Work to be completed ▸
Find the string "this" in the records and copy each line where it occurs.

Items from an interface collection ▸
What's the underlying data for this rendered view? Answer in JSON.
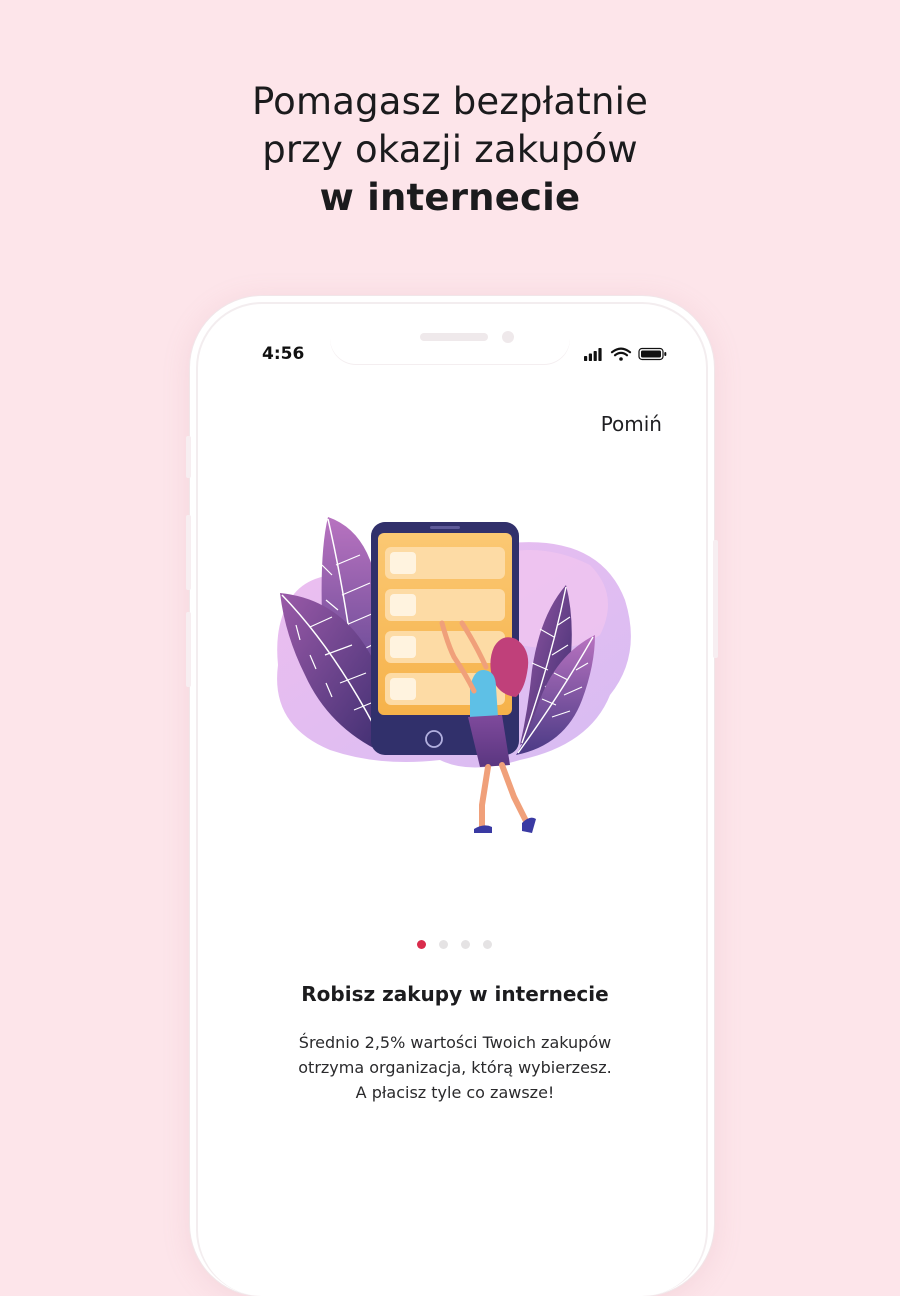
{
  "headline": {
    "line1": "Pomagasz bezpłatnie",
    "line2": "przy okazji zakupów",
    "line3_bold": "w internecie"
  },
  "status_bar": {
    "time": "4:56",
    "icons": [
      "cellular-signal-icon",
      "wifi-icon",
      "battery-icon"
    ]
  },
  "onboarding": {
    "skip_label": "Pomiń",
    "illustration": "woman-touching-phone-list-illustration",
    "pagination": {
      "total": 4,
      "active": 1
    },
    "title": "Robisz zakupy w internecie",
    "body": [
      "Średnio 2,5% wartości Twoich zakupów",
      "otrzyma organizacja, którą wybierzesz.",
      "A płacisz tyle co zawsze!"
    ]
  },
  "colors": {
    "background": "#fde5ea",
    "accent": "#d92c4c",
    "dot_inactive": "#e5e3e4"
  }
}
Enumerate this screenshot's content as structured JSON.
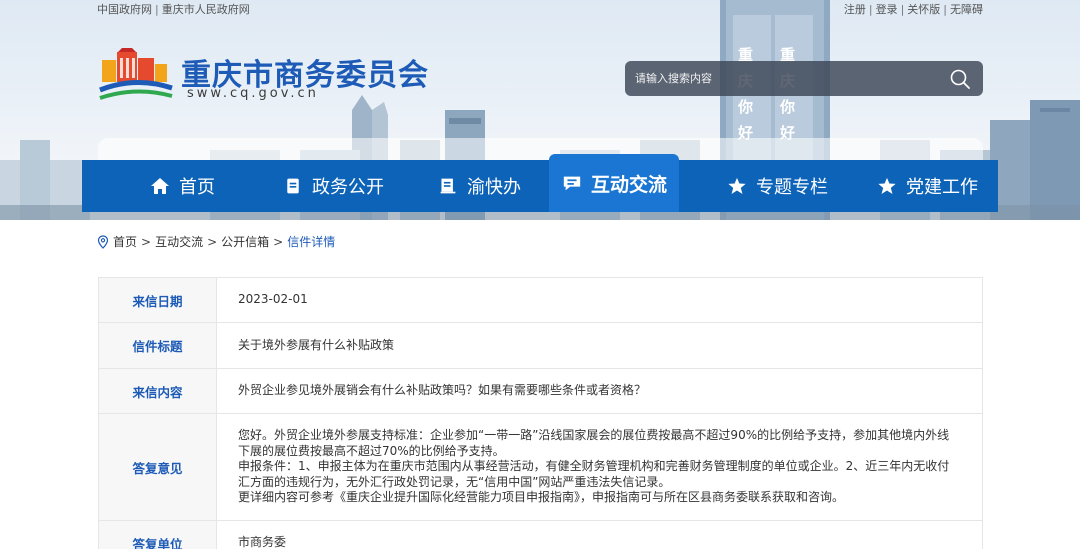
{
  "topbar": {
    "links_left": [
      "中国政府网",
      "重庆市人民政府网"
    ],
    "links_right": [
      "注册",
      "登录",
      "关怀版",
      "无障碍"
    ]
  },
  "header": {
    "title": "重庆市商务委员会",
    "domain": "sww.cq.gov.cn",
    "search_placeholder": "请输入搜索内容",
    "billboard_text": [
      "重",
      "庆",
      "你",
      "好",
      "重",
      "庆",
      "你",
      "好"
    ]
  },
  "nav": {
    "items": [
      {
        "label": "首页",
        "icon": "home-icon"
      },
      {
        "label": "政务公开",
        "icon": "document-icon"
      },
      {
        "label": "渝快办",
        "icon": "list-icon"
      },
      {
        "label": "互动交流",
        "icon": "chat-icon",
        "active": true
      },
      {
        "label": "专题专栏",
        "icon": "star-icon"
      },
      {
        "label": "党建工作",
        "icon": "star-icon"
      }
    ]
  },
  "breadcrumb": {
    "items": [
      "首页",
      "互动交流",
      "公开信箱"
    ],
    "current": "信件详情"
  },
  "letter": {
    "date_label": "来信日期",
    "date": "2023-02-01",
    "title_label": "信件标题",
    "title": "关于境外参展有什么补贴政策",
    "content_label": "来信内容",
    "content": "外贸企业参见境外展销会有什么补贴政策吗？如果有需要哪些条件或者资格？",
    "reply_label": "答复意见",
    "reply_lines": [
      "您好。外贸企业境外参展支持标准：企业参加“一带一路”沿线国家展会的展位费按最高不超过90%的比例给予支持，参加其他境内外线下展的展位费按最高不超过70%的比例给予支持。",
      "申报条件：1、申报主体为在重庆市范围内从事经营活动，有健全财务管理机构和完善财务管理制度的单位或企业。2、近三年内无收付汇方面的违规行为，无外汇行政处罚记录，无“信用中国”网站严重违法失信记录。",
      "更详细内容可参考《重庆企业提升国际化经营能力项目申报指南》，申报指南可与所在区县商务委联系获取和咨询。"
    ],
    "unit_label": "答复单位",
    "unit": "市商务委"
  },
  "colors": {
    "brand_blue": "#1d5bb7",
    "nav_blue": "#0d63b8",
    "nav_active": "#1a76d2"
  }
}
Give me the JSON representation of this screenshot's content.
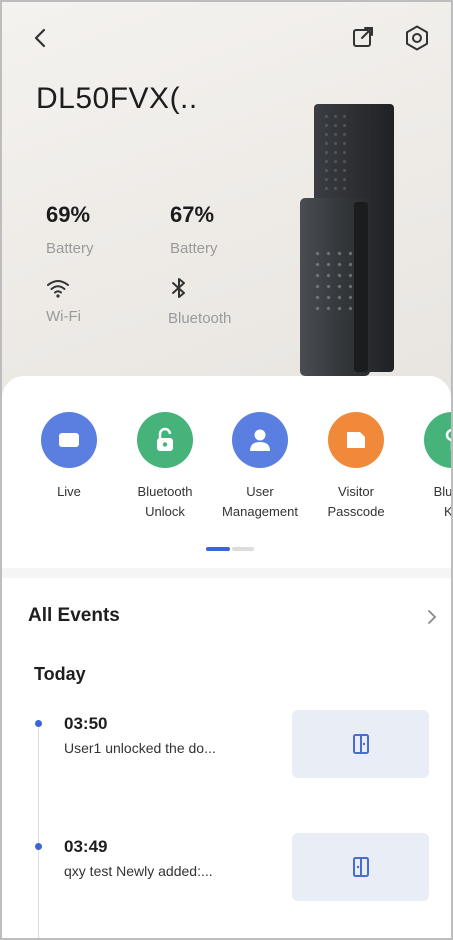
{
  "header": {
    "back_icon": "chevron-left-icon",
    "share_icon": "external-link-icon",
    "settings_icon": "settings-icon",
    "device_name": "DL50FVX(.."
  },
  "stats": {
    "battery_1": {
      "value": "69%",
      "label": "Battery"
    },
    "battery_2": {
      "value": "67%",
      "label": "Battery"
    },
    "wifi": {
      "icon": "wifi-icon",
      "label": "Wi-Fi"
    },
    "bluetooth": {
      "icon": "bluetooth-icon",
      "label": "Bluetooth"
    }
  },
  "actions": [
    {
      "label": "Live",
      "icon": "video-camera-icon",
      "color": "#5b7fe0"
    },
    {
      "label": "Bluetooth\nUnlock",
      "icon": "unlock-icon",
      "color": "#46b37a"
    },
    {
      "label": "User\nManagement",
      "icon": "user-icon",
      "color": "#5b7fe0"
    },
    {
      "label": "Visitor\nPasscode",
      "icon": "passcode-icon",
      "color": "#f08a3a"
    },
    {
      "label": "Blueto\nKe",
      "icon": "key-icon",
      "color": "#46b37a"
    }
  ],
  "events": {
    "title": "All Events",
    "day_label": "Today",
    "items": [
      {
        "time": "03:50",
        "description": "User1 unlocked the do..."
      },
      {
        "time": "03:49",
        "description": "qxy test Newly added:..."
      }
    ]
  },
  "colors": {
    "accent": "#3d63d9",
    "blue_action": "#5b7fe0",
    "green_action": "#46b37a",
    "orange_action": "#f08a3a"
  }
}
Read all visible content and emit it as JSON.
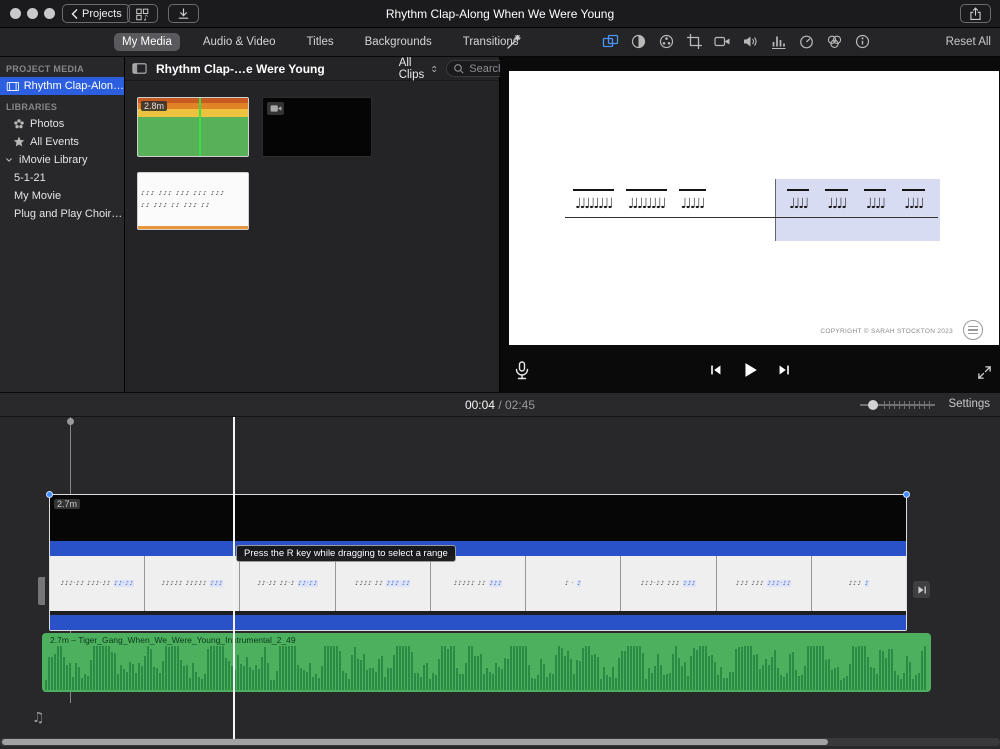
{
  "titlebar": {
    "title": "Rhythm Clap-Along When We Were Young",
    "projects": "Projects"
  },
  "tabs": {
    "items": [
      "My Media",
      "Audio & Video",
      "Titles",
      "Backgrounds",
      "Transitions"
    ],
    "active": "My Media"
  },
  "adjust": {
    "reset_all": "Reset All"
  },
  "sidebar": {
    "project_media_header": "PROJECT MEDIA",
    "project_item": "Rhythm Clap-Alon…",
    "libraries_header": "LIBRARIES",
    "items": [
      {
        "label": "Photos"
      },
      {
        "label": "All Events"
      },
      {
        "label": "iMovie Library"
      },
      {
        "label": "5-1-21"
      },
      {
        "label": "My Movie"
      },
      {
        "label": "Plug and Play Choir…"
      }
    ]
  },
  "browser": {
    "title": "Rhythm Clap-…e Were Young",
    "filter": "All Clips",
    "search_placeholder": "Search",
    "clip1_duration": "2.8m"
  },
  "viewer": {
    "copyright": "COPYRIGHT © SARAH STOCKTON 2023"
  },
  "timeline": {
    "current_time": "00:04",
    "separator": " / ",
    "total_time": "02:45",
    "settings": "Settings",
    "video_clip_duration": "2.7m",
    "audio_clip_label": "2.7m – Tiger_Gang_When_We_Were_Young_Instrumental_2_49",
    "tooltip": "Press the R key while dragging to select a range",
    "cells": [
      {
        "g": "♪♪♪·♪♪ ♪♪♪·♪♪",
        "b": "♪♪·♪♪"
      },
      {
        "g": "♪♪♪♪♪ ♪♪♪♪♪",
        "b": "♪♪♪"
      },
      {
        "g": "♪♪·♪♪ ♪♪·♪",
        "b": "♪♪·♪♪"
      },
      {
        "g": "♪♪♪♪ ♪♪",
        "b": "♪♪♪ ♪♪"
      },
      {
        "g": "♪♪♪♪♪ ♪♪",
        "b": "♪♪♪"
      },
      {
        "g": "♪ ·",
        "b": "♪"
      },
      {
        "g": "♪♪♪·♪♪ ♪♪♪",
        "b": "♪♪♪"
      },
      {
        "g": "♪♪♪ ♪♪♪",
        "b": "♪♪♪·♪♪"
      },
      {
        "g": "♪♪♪",
        "b": "♪"
      }
    ]
  },
  "decor": {
    "thumb_notation_row1": "♪♪♪ ♪♪♪ ♪♪♪ ♪♪♪ ♪♪♪",
    "thumb_notation_row2": "♪♪ ♪♪♪ ♪♪ ♪♪♪ ♪♪",
    "viewer_left": [
      "♩♩♩♩♩♩♩♩",
      "♩♩♩♩♩♩♩♩",
      "♩♩♩♩♩"
    ],
    "viewer_right": [
      "♩♩♩♩",
      "♩♩♩♩",
      "♩♩♩♩",
      "♩♩♩♩"
    ]
  }
}
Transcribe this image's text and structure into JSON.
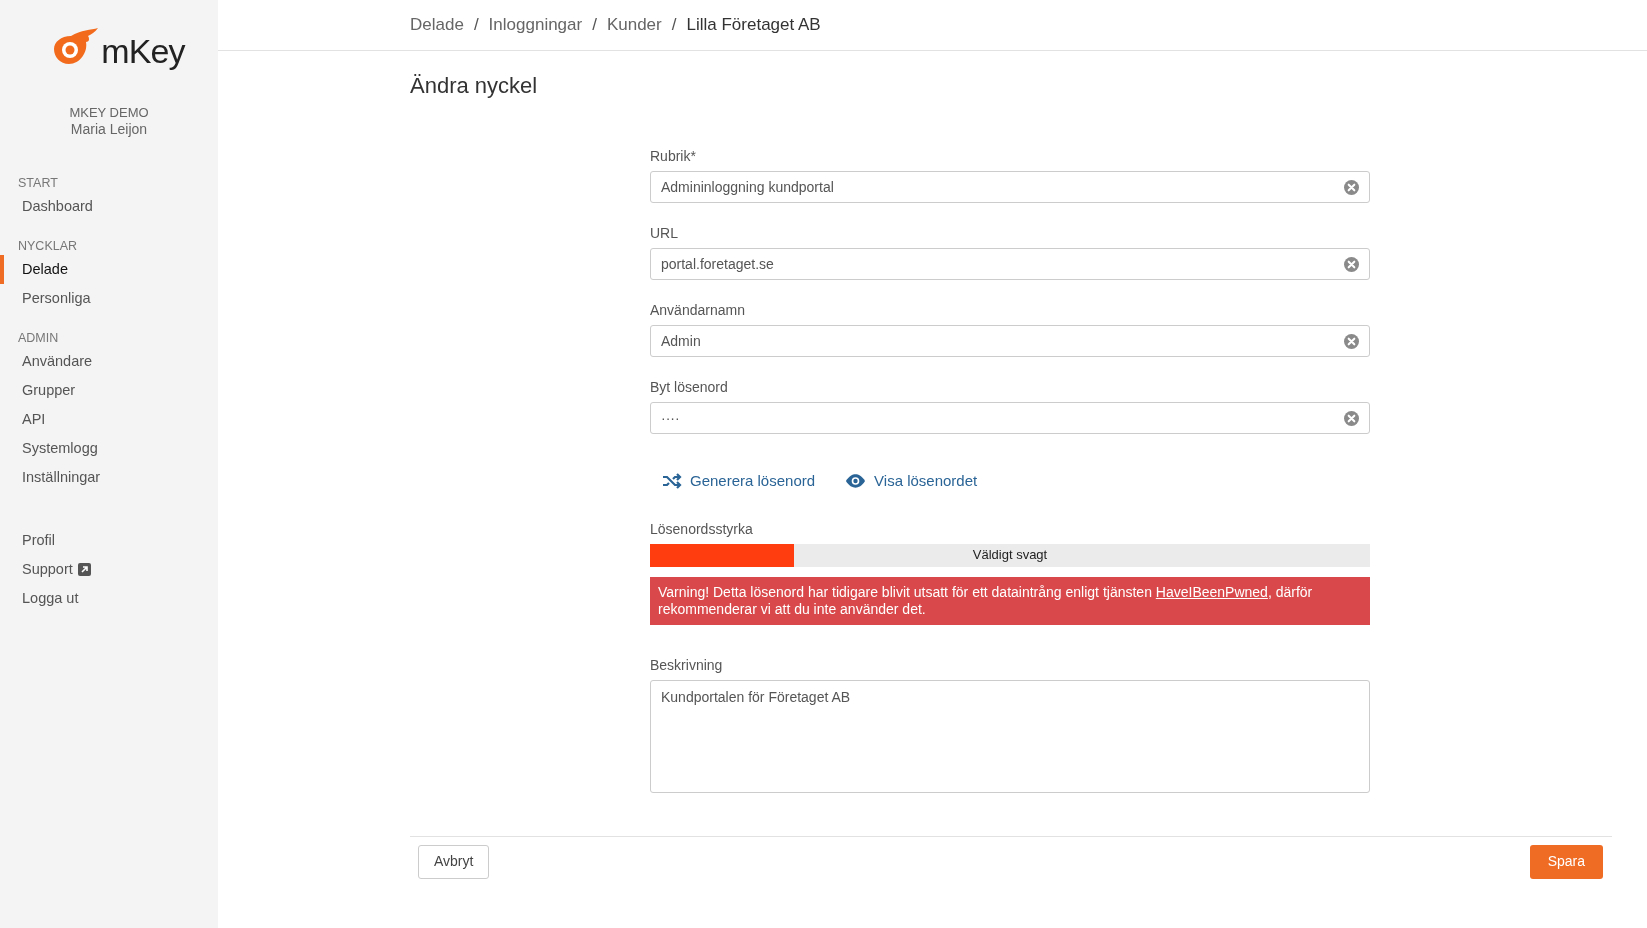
{
  "sidebar": {
    "logo": "mKey",
    "org": "MKEY DEMO",
    "user": "Maria Leijon",
    "sections": [
      {
        "heading": "START",
        "items": [
          {
            "label": "Dashboard",
            "selected": false
          }
        ]
      },
      {
        "heading": "NYCKLAR",
        "items": [
          {
            "label": "Delade",
            "selected": true
          },
          {
            "label": "Personliga",
            "selected": false
          }
        ]
      },
      {
        "heading": "ADMIN",
        "items": [
          {
            "label": "Användare",
            "selected": false
          },
          {
            "label": "Grupper",
            "selected": false
          },
          {
            "label": "API",
            "selected": false
          },
          {
            "label": "Systemlogg",
            "selected": false
          },
          {
            "label": "Inställningar",
            "selected": false
          }
        ]
      },
      {
        "items": [
          {
            "label": "Profil",
            "selected": false
          },
          {
            "label": "Support",
            "selected": false,
            "external": true
          },
          {
            "label": "Logga ut",
            "selected": false
          }
        ]
      }
    ]
  },
  "breadcrumb": {
    "separator": "/",
    "items": [
      "Delade",
      "Inloggningar",
      "Kunder",
      "Lilla Företaget AB"
    ]
  },
  "title": "Ändra nyckel",
  "fields": [
    {
      "label": "Rubrik*",
      "value": "Admininloggning kundportal"
    },
    {
      "label": "URL",
      "value": "portal.foretaget.se"
    },
    {
      "label": "Användarnamn",
      "value": "Admin"
    },
    {
      "label": "Byt lösenord",
      "value": "····"
    }
  ],
  "actions": [
    {
      "kind": "shuffle",
      "label": "Generera lösenord"
    },
    {
      "kind": "eye",
      "label": "Visa lösenordet"
    }
  ],
  "strength": {
    "label": "Lösenordsstyrka",
    "level": 0.2,
    "reading": "Väldigt svagt"
  },
  "warning": {
    "before": "Varning! Detta lösenord har tidigare blivit utsatt för ett dataintrång enligt tjänsten ",
    "link": "HaveIBeenPwned",
    "after": ", därför rekommenderar vi att du inte använder det."
  },
  "description": {
    "label": "Beskrivning",
    "value": "Kundportalen för Företaget AB"
  },
  "footer": {
    "cancel": "Avbryt",
    "save": "Spara"
  }
}
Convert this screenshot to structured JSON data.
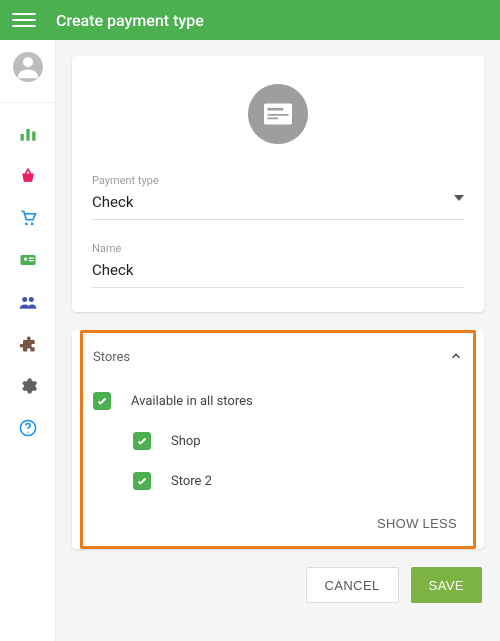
{
  "header": {
    "title": "Create payment type"
  },
  "form": {
    "payment_type_label": "Payment type",
    "payment_type_value": "Check",
    "name_label": "Name",
    "name_value": "Check"
  },
  "stores": {
    "section_label": "Stores",
    "all_label": "Available in all stores",
    "items": [
      {
        "label": "Shop"
      },
      {
        "label": "Store 2"
      }
    ],
    "show_less": "SHOW LESS"
  },
  "footer": {
    "cancel": "CANCEL",
    "save": "SAVE"
  }
}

Task response ▸
What's the underlying data for this rendered view? Answer in JSON.
Enumerate this screenshot's content as structured JSON.
Give me the JSON representation of this screenshot's content.
Transcribe this image's text and structure into JSON.
Convert this screenshot to structured JSON data.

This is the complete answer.